Entries from a dataset of interfaces
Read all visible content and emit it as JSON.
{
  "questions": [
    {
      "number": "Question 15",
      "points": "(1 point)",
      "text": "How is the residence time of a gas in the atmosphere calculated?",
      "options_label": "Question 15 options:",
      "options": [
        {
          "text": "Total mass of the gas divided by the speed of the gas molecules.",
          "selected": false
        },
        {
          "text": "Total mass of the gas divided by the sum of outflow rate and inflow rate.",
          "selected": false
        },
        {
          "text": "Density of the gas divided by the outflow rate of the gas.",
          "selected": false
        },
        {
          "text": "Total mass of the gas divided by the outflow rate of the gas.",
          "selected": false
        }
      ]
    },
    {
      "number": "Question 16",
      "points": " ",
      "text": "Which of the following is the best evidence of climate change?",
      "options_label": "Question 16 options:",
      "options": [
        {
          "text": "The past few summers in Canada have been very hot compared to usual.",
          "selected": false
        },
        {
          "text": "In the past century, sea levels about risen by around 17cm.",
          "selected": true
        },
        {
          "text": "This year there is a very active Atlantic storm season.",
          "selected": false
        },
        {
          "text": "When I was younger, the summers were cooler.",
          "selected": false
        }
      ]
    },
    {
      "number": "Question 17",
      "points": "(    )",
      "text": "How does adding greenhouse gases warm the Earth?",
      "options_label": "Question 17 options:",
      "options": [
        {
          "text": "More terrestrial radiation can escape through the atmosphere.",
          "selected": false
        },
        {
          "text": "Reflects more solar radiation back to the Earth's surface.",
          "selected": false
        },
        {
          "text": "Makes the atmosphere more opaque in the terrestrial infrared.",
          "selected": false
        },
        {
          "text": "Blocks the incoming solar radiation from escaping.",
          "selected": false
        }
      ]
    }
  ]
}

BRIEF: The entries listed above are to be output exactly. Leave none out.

ANSWER TO THE EXERCISE:
Read all visible content and emit it as JSON.
{
  "questions": [
    {
      "number": "Question 15",
      "points": "(1 point)",
      "text": "How is the residence time of a gas in the atmosphere calculated?",
      "options_label": "Question 15 options:",
      "options": [
        {
          "text": "Total mass of the gas divided by the speed of the gas molecules.",
          "selected": false
        },
        {
          "text": "Total mass of the gas divided by the sum of outflow rate and inflow rate.",
          "selected": false
        },
        {
          "text": "Density of the gas divided by the outflow rate of the gas.",
          "selected": false
        },
        {
          "text": "Total mass of the gas divided by the outflow rate of the gas.",
          "selected": false
        }
      ]
    },
    {
      "number": "Question 16",
      "points": " ",
      "text": "Which of the following is the best evidence of climate change?",
      "options_label": "Question 16 options:",
      "options": [
        {
          "text": "The past few summers in Canada have been very hot compared to usual.",
          "selected": false
        },
        {
          "text": "In the past century, sea levels about risen by around 17cm.",
          "selected": true
        },
        {
          "text": "This year there is a very active Atlantic storm season.",
          "selected": false
        },
        {
          "text": "When I was younger, the summers were cooler.",
          "selected": false
        }
      ]
    },
    {
      "number": "Question 17",
      "points": "(    )",
      "text": "How does adding greenhouse gases warm the Earth?",
      "options_label": "Question 17 options:",
      "options": [
        {
          "text": "More terrestrial radiation can escape through the atmosphere.",
          "selected": false
        },
        {
          "text": "Reflects more solar radiation back to the Earth's surface.",
          "selected": false
        },
        {
          "text": "Makes the atmosphere more opaque in the terrestrial infrared.",
          "selected": false
        },
        {
          "text": "Blocks the incoming solar radiation from escaping.",
          "selected": false
        }
      ]
    }
  ]
}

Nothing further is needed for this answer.